In many ways, ammonia can be an important part of the energy transition and be a catalyst to accelerate the development of the hydrogen economy, says Rami Reshef, CEO at Israeli fuel cell manufacturer GenCell Energy
Heavy industries are slowly starting to wake up to the reality of the energy transition, but full decarbonisation of the steel, cement and petrochemicals sectors is a significant challenge that will require new processes and significant amounts of clean energy
FORESIGHT Editor in Chief Philippa Nuttall Jones speaks to Matilda Axelson about how policy makers in Europe can create an industrial strategy that supports heavy industry’s clean energy transition and ensures it remains competitive globally.
Reducing emissions from the ever growing aviation sector is no easy task. Renewables-based synthetic kerosene production is one solution currently being explored
Green hydrogen is expected to become a commercially viable energy carrier soon. The coming decade could see it become a vital part of the energy transition, says Frank Wouters from the MENA Hydrogen Alliance
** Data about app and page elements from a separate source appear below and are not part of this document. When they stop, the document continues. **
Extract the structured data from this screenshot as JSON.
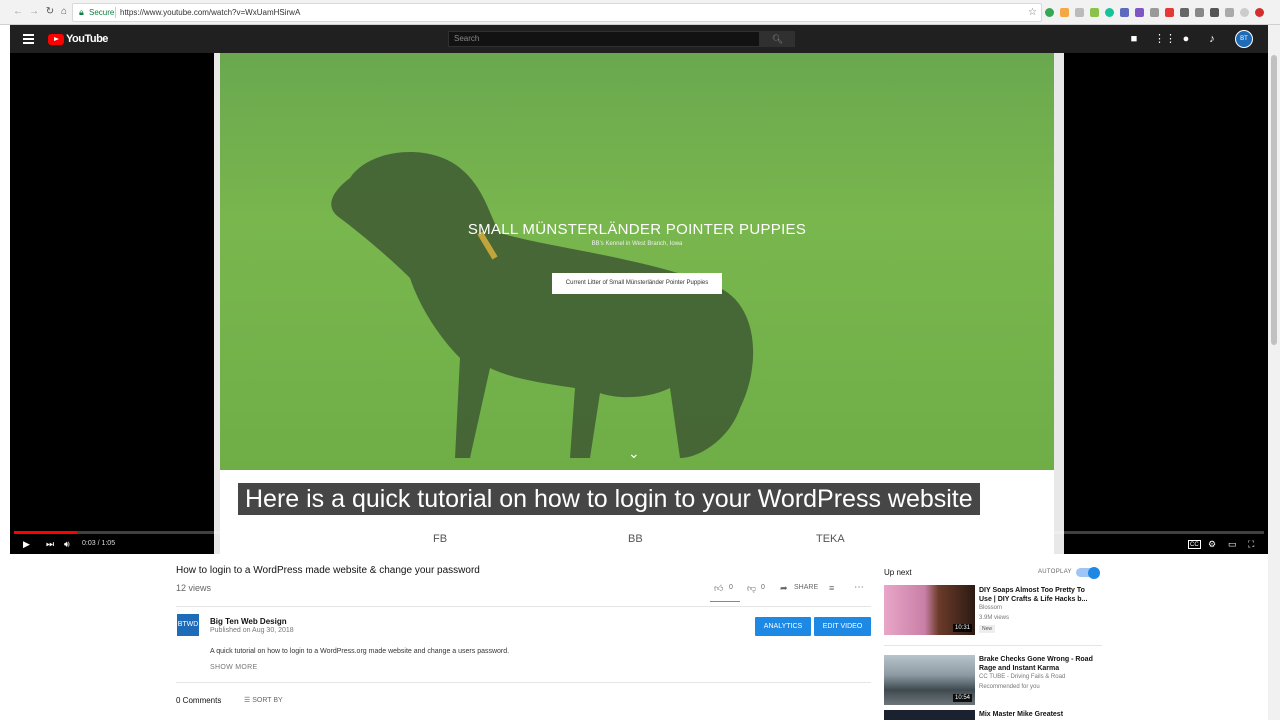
{
  "browser": {
    "secure_label": "Secure",
    "url": "https://www.youtube.com/watch?v=WxUamHSirwA"
  },
  "header": {
    "logo_text": "YouTube",
    "search_placeholder": "Search"
  },
  "player": {
    "site": {
      "title": "SMALL MÜNSTERLÄNDER POINTER PUPPIES",
      "subtitle": "BB's Kennel in West Branch, Iowa",
      "button": "Current Litter of Small Münsterländer Pointer Puppies",
      "footer_links": [
        "FB",
        "BB",
        "TEKA"
      ]
    },
    "caption": "Here is a quick tutorial on how to login to your WordPress website",
    "time": "0:03 / 1:05",
    "progress": 0.05,
    "cc_label": "CC"
  },
  "video": {
    "title": "How to login to a WordPress made website & change your password",
    "views": "12 views",
    "likes": "0",
    "dislikes": "0",
    "share_label": "SHARE"
  },
  "channel": {
    "logo_text": "BTWD",
    "name": "Big Ten Web Design",
    "published": "Published on Aug 30, 2018",
    "analytics_label": "ANALYTICS",
    "edit_label": "EDIT VIDEO"
  },
  "description": {
    "text": "A quick tutorial on how to login to a WordPress.org made website and change a users password.",
    "show_more": "SHOW MORE"
  },
  "comments": {
    "count": "0 Comments",
    "sort_label": "SORT BY"
  },
  "sidebar": {
    "up_next": "Up next",
    "autoplay": "AUTOPLAY",
    "items": [
      {
        "title": "DIY Soaps Almost Too Pretty To Use | DIY Crafts & Life Hacks b...",
        "channel": "Blossom",
        "views": "3.9M views",
        "badge": "New",
        "duration": "10:31"
      },
      {
        "title": "Brake Checks Gone Wrong - Road Rage and Instant Karma",
        "channel": "CC TUBE - Driving Fails & Road",
        "views": "Recommended for you",
        "duration": "10:54"
      },
      {
        "title": "Mix Master Mike Greatest"
      }
    ]
  }
}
Low-carbon hydrogen will almost certainly be needed to cut emissions across a range of hard-to-abate sectors. However, if it is used to solve too many problems, it could end up delaying the energy transition and putting urgent decarbonisation plans in jeopardy